For every line in the entries that contains "Grey", show the whole line.
Records to use START
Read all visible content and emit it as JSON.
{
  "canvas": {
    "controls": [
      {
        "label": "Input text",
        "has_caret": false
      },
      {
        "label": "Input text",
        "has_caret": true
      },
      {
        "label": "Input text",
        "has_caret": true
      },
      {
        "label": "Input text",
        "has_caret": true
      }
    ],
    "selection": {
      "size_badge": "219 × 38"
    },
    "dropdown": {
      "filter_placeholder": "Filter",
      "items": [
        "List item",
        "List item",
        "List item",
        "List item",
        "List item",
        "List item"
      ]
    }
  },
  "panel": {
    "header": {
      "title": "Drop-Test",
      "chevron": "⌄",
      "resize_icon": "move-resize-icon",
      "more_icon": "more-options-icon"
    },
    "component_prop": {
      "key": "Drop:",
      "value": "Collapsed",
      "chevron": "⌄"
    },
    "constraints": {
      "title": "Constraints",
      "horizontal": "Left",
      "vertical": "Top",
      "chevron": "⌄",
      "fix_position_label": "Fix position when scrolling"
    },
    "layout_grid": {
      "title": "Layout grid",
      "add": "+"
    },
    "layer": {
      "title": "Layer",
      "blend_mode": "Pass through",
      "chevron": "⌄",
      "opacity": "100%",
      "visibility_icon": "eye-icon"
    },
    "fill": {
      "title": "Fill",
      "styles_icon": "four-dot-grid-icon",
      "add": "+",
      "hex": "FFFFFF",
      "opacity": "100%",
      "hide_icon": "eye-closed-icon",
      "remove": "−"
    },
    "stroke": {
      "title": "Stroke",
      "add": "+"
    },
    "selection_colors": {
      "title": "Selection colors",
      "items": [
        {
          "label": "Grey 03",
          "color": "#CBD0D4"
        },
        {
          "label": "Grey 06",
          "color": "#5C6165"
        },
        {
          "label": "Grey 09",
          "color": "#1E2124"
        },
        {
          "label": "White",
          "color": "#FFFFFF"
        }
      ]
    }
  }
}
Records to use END
• **Reply**:
          "label": "Grey 03",
          "label": "Grey 06",
          "label": "Grey 09",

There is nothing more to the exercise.